  • James Rendel Harris, Anglo-American Congregationalist then Quaker Biblical Scholar and Orientalist; Robert Lubbock Bensly, English Biblical Translator and Orientalist; Agnes Smith Lewis and Margaret Dunlop Smith Gibson, English Biblical Scholars and Linguists; Samuel Savage Lewis, Anglican Priest and Librarian of Corpus Christi College; and James Young Gibson, Scottish United Presbyterian Minister and Literary Translator
  • Ludger, Roman Catholic Bishop of Munster

27 (Charles Henry Brent, Episcopal Missionary Bishop of the Philippines, Bishop of Western New York, and Ecumenist)

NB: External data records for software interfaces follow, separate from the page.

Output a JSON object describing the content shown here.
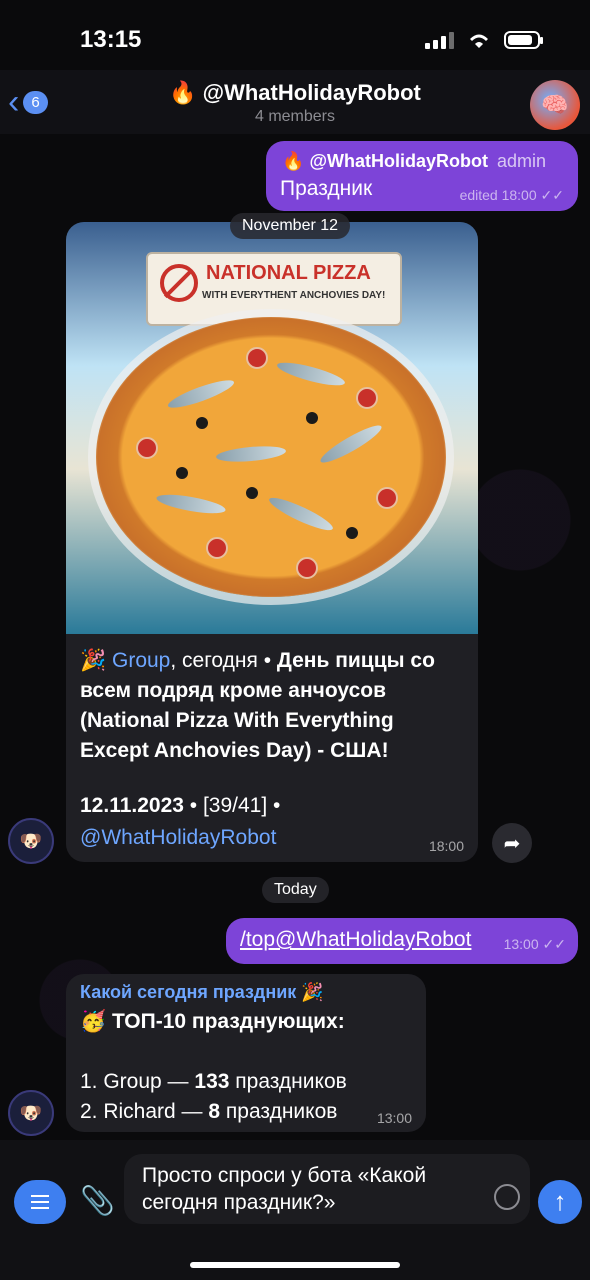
{
  "status": {
    "time": "13:15"
  },
  "header": {
    "back_count": "6",
    "title": "🔥 @WhatHolidayRobot",
    "subtitle": "4 members"
  },
  "messages": {
    "msg1": {
      "emoji": "🔥",
      "name": "@WhatHolidayRobot",
      "tag": "admin",
      "text": "Праздник",
      "meta": "edited 18:00"
    },
    "date_pill": "November 12",
    "post": {
      "banner_title": "NATIONAL PIZZA",
      "banner_sub": "WITH EVERYTHENT ANCHOVIES DAY!",
      "party_emoji": "🎉",
      "group_link": "Group",
      "lead": ", сегодня • ",
      "bold": "День пиццы со всем подряд кроме анчоусов (National Pizza With Everything Except Anchovies Day) - США!",
      "date_line": "12.11.2023",
      "date_rest": " • [39/41] •",
      "bot_link": "@WhatHolidayRobot",
      "time": "18:00"
    },
    "today_pill": "Today",
    "cmd": {
      "text": "/top@WhatHolidayRobot",
      "time": "13:00"
    },
    "top": {
      "header": "Какой сегодня праздник 🎉",
      "title": "🥳 ТОП-10 празднующих:",
      "row1_name": "1. Group — ",
      "row1_num": "133",
      "row1_unit": " праздников",
      "row2_name": "2. Richard — ",
      "row2_num": "8",
      "row2_unit": " праздников",
      "time": "13:00"
    }
  },
  "composer": {
    "text": "Просто спроси у бота «Какой сегодня праздник?»"
  },
  "colors": {
    "accent": "#3e7ff0",
    "outgoing": "#7d44d8",
    "incoming": "#1f1f24",
    "link": "#6ea6ff"
  }
}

  • Nicholas Owen, Thomas Garnet, Mark Barkworth, Edward Oldcorne, and Ralph Ashley, Roman Catholic Martyrs, 1601-1608
  • Robert Hall Baynes, Anglican Bishop of Madagascar
  • Rupert of Salzburg, Apostle of Bavaria and Austria
  • Stanley Rother, U.S. Roman Catholic Priest, Missionary, and Martyr in Guatemala, 1981

28 (James Solomon Russell, Episcopal Priest, Educator, and Advocate for Racial Equality)

  • Guntram of Burgundy, King
  • Katharine Lee Bates, U.S. Educator, Poet, and Hymn Writer
  • Richard Chevenix Trench, Anglican Archbishop of Dublin
  • Tutilo, Roman Catholic Monk and Composer

29 (Charles Villiers Stanford, Composer, Organist, and Conductor)

  • Dora Greenwell, Poet and Devotional Writer
  • John Keble, Anglican Priest and Poet
  • Jonas and Barachisius, Roman Catholic Martyrs, 327

30 (Innocent of Alaska, Equal to the Apostles and Enlightener of North America)

  • Cordelia Cox, U.S. Lutheran Social Worker, Educator, and Resettler of Refugees
  • John Marriott, Anglican Priest and Hymn Writer
  • John Wright Buckham, U.S. Congregationalist Minister, Theologian, and Hymn Writer
  • Julio Alvarez Mendoza, Mexican Roman Catholic Priest and Martyr, 1927

31 (Maria Skobtsova, Russian Orthodox Martyr, 1945)

  • Ernest Trice Thompson, U.S. Presbyterian Minister and Renewer of the Church
  • Franz Joseph Haydn and his brother, Michael Haydn, Composers
  • Joan of Toulouse, Carmelite Nun; and Simon Stock, Carmelite Friar
  • John Donne, Anglican Priest and Poet

 

Floating

  • The Confession of Saint Martha of Bethany (the Sunday immediately prior to Palm Sunday; March 8-April 11)

 

Lowercase boldface on a date with two or more commemorations indicates a primary feast.